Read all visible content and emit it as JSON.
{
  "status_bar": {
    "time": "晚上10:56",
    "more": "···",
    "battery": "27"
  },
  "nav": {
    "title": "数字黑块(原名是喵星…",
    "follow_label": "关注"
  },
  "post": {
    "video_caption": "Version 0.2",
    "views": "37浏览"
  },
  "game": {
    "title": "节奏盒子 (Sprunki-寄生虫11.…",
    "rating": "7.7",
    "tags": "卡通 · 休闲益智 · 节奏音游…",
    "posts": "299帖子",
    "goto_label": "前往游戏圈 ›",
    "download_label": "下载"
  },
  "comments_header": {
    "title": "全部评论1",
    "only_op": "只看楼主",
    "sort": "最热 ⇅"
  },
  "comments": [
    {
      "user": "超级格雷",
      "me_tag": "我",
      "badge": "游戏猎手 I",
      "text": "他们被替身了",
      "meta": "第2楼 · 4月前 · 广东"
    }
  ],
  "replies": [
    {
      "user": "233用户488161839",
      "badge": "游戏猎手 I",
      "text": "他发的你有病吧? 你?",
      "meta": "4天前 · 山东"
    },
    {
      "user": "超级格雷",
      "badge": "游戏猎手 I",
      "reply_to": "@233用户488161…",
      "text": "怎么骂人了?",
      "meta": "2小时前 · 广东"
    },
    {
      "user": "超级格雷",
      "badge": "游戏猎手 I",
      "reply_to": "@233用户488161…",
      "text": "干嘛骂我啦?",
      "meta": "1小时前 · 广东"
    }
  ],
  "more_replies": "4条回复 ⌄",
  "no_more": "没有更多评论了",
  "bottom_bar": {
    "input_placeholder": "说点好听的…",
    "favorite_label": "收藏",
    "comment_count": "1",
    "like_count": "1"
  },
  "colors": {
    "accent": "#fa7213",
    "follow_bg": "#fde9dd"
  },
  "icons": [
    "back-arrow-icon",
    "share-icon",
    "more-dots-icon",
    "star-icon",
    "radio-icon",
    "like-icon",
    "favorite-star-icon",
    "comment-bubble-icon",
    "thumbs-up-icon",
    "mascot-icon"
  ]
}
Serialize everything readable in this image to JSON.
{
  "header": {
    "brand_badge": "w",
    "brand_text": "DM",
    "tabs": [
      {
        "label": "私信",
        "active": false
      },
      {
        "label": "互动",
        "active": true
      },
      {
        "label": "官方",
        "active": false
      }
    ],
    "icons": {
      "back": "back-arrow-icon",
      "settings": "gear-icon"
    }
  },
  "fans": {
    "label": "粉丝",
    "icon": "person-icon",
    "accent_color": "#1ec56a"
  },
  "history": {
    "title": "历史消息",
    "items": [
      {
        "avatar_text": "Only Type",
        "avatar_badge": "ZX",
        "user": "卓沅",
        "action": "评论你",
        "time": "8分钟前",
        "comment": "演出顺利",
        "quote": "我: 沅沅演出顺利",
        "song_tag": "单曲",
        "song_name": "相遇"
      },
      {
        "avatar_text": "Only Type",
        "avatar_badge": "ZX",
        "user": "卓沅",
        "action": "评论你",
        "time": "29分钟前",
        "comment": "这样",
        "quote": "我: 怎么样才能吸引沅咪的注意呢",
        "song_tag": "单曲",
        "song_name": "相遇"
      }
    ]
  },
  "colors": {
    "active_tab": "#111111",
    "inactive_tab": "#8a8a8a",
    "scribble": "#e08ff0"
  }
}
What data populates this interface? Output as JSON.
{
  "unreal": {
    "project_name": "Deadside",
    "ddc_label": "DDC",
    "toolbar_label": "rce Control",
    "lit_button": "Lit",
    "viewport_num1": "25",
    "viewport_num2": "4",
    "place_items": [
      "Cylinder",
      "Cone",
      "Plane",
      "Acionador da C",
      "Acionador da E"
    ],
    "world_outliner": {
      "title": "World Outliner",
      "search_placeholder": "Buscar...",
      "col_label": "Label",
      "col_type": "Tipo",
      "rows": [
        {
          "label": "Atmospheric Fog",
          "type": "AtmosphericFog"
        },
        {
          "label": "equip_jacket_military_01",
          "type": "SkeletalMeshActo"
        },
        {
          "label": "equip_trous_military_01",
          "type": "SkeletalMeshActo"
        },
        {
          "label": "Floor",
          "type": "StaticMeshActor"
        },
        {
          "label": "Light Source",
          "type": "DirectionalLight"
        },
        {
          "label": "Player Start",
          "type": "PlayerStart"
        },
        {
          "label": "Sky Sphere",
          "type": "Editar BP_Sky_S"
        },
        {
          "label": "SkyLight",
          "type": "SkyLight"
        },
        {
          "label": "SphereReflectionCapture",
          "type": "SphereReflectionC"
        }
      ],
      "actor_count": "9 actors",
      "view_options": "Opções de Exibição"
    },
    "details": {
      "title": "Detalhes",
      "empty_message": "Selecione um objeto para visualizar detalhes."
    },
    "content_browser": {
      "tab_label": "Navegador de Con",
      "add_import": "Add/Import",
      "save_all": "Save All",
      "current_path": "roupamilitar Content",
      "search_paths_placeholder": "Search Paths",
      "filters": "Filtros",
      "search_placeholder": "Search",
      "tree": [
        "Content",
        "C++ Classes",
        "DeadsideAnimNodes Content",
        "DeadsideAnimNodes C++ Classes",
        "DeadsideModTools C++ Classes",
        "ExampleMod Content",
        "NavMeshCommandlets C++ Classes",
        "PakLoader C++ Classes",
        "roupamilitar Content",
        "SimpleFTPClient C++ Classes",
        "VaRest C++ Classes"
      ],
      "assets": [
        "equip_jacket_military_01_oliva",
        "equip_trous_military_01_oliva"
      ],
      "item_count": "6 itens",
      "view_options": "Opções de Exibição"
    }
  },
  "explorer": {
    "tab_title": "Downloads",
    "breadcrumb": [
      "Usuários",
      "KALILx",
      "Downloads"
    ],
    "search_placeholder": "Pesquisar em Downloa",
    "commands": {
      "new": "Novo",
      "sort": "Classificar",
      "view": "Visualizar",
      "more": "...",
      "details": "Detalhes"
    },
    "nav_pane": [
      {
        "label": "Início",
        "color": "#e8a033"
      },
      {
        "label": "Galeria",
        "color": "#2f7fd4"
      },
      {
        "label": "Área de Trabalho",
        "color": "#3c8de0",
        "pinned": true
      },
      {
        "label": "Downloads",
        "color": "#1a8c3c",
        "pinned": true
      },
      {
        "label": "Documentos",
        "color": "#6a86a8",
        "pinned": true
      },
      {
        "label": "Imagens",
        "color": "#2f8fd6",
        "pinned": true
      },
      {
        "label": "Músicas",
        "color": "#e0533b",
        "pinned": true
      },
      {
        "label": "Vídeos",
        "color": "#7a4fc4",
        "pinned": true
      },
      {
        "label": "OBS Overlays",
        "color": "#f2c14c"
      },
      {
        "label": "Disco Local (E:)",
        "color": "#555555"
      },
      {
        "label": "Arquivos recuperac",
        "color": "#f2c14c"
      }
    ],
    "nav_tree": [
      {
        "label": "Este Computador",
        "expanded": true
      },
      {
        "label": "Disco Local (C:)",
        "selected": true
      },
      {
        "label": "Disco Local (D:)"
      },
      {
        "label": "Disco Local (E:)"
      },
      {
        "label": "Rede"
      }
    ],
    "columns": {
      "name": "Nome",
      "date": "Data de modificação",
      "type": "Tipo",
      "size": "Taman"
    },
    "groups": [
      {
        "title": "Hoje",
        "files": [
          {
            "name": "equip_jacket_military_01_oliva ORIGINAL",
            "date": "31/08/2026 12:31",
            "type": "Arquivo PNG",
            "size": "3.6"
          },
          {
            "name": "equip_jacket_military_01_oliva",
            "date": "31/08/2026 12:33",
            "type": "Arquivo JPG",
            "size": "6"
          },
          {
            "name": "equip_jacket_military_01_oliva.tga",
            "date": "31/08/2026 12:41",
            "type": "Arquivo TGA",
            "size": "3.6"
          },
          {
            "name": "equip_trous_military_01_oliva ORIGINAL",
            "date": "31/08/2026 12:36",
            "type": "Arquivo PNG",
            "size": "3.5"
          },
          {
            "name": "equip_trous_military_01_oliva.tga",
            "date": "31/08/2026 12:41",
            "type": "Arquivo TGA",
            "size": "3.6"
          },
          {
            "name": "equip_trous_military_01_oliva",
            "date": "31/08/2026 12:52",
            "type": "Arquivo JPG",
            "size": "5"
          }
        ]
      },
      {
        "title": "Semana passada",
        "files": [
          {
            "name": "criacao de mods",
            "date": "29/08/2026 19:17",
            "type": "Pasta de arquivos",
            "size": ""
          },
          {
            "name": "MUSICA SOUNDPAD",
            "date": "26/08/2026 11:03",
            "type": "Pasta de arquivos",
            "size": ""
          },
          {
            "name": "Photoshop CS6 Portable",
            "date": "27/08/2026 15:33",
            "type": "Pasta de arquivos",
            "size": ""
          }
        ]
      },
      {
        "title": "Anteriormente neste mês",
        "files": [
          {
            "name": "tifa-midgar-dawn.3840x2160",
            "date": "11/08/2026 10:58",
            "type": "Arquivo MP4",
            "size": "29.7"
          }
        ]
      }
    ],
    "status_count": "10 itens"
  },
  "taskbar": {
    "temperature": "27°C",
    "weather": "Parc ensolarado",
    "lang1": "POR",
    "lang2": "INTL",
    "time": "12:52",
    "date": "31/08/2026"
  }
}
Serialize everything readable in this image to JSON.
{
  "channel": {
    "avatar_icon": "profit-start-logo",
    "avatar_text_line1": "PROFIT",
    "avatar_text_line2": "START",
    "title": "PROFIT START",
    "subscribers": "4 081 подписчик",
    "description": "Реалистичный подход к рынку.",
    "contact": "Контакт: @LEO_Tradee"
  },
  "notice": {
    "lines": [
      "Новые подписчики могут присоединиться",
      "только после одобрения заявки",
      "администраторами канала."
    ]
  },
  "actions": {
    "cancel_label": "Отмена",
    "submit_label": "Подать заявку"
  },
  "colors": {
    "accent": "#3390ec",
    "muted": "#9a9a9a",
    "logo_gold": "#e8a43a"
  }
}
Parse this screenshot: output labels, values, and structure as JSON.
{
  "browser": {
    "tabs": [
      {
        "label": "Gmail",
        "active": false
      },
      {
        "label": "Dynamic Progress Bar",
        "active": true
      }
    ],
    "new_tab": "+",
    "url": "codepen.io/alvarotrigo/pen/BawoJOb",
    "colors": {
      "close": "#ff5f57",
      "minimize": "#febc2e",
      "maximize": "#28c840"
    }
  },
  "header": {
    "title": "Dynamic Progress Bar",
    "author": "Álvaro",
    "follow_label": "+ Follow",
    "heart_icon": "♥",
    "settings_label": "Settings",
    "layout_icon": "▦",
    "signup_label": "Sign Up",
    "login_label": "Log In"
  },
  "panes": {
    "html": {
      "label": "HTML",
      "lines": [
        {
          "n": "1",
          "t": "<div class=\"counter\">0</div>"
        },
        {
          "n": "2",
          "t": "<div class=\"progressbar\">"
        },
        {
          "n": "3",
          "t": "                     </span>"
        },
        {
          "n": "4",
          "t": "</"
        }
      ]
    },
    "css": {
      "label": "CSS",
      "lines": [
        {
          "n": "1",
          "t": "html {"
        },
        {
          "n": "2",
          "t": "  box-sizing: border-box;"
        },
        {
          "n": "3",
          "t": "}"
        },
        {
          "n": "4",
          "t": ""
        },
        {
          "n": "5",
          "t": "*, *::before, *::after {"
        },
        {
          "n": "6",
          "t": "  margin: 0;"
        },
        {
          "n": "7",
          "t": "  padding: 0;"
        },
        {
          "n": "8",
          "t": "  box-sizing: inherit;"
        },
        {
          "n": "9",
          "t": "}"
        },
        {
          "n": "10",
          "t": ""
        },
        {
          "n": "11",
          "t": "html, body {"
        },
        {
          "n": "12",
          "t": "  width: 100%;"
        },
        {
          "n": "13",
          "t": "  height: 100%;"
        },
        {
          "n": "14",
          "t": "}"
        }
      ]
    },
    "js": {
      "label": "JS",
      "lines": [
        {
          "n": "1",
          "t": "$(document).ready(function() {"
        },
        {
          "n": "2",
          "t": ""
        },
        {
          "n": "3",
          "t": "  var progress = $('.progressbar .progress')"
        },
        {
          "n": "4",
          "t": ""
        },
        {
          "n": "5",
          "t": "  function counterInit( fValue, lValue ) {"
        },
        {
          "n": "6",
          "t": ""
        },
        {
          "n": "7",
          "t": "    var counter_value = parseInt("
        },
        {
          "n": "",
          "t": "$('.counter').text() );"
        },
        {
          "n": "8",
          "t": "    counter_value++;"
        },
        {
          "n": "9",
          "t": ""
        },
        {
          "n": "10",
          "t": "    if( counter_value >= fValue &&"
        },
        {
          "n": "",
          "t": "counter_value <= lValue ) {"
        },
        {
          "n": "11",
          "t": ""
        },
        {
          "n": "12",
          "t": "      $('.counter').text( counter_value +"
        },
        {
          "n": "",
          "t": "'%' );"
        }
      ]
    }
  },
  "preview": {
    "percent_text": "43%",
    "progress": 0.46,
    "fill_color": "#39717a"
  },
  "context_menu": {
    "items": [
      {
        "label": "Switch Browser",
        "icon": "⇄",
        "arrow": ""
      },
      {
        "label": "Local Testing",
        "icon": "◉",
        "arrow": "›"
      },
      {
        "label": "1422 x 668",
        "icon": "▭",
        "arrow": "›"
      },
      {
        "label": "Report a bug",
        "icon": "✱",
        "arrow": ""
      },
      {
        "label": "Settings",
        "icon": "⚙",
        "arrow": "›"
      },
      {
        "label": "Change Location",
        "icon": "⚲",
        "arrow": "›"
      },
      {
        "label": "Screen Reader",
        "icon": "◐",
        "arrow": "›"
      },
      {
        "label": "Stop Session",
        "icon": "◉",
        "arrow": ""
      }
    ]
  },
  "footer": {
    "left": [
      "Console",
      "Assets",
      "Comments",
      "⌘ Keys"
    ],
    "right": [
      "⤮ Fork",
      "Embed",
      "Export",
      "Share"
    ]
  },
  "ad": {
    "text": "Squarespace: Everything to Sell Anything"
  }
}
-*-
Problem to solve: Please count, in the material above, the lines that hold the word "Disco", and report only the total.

Task output: 4